- [Work instructions]: Using the listing below, extract each line that has the word "value" in it.
* * * * *
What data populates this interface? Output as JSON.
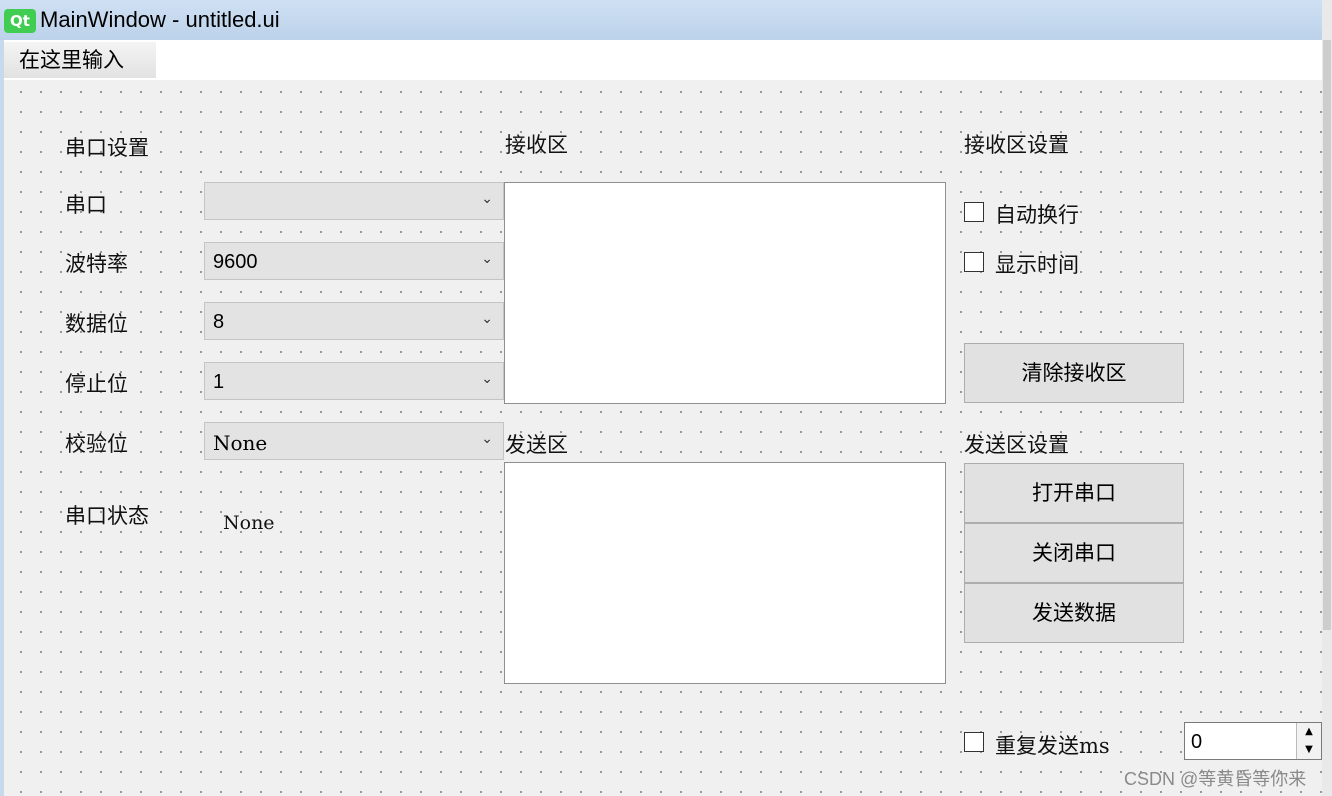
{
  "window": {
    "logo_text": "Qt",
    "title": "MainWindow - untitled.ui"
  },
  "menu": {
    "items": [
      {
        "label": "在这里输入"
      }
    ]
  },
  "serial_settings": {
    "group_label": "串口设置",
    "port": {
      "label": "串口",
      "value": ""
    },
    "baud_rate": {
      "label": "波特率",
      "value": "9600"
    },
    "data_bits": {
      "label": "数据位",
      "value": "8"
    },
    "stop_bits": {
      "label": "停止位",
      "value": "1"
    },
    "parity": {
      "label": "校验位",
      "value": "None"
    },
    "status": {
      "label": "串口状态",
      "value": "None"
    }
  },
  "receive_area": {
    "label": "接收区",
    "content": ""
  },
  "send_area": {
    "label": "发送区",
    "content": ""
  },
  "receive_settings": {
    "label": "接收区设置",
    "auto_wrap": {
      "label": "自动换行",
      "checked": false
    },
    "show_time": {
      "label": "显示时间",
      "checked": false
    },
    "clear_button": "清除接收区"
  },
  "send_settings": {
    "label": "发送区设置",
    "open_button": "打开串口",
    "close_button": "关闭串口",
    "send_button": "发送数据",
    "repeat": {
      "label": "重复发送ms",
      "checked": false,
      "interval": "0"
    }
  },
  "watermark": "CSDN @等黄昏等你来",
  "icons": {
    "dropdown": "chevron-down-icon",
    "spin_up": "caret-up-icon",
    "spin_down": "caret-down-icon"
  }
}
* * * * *
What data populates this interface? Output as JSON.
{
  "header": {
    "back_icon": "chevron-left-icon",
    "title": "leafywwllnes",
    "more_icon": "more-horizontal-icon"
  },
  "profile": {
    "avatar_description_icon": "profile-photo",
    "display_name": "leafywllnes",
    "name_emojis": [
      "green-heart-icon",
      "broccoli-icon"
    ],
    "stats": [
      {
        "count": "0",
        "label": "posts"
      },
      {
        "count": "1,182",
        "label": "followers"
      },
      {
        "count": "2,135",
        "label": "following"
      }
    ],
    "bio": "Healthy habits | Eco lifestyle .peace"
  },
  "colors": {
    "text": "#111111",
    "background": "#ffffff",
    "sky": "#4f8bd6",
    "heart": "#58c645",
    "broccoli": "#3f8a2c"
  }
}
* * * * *
- [Solution to this problem]:
      "value": ""
      "value": "9600"
      "value": "8"
      "value": "1"
      "value": "None"
      "value": "None"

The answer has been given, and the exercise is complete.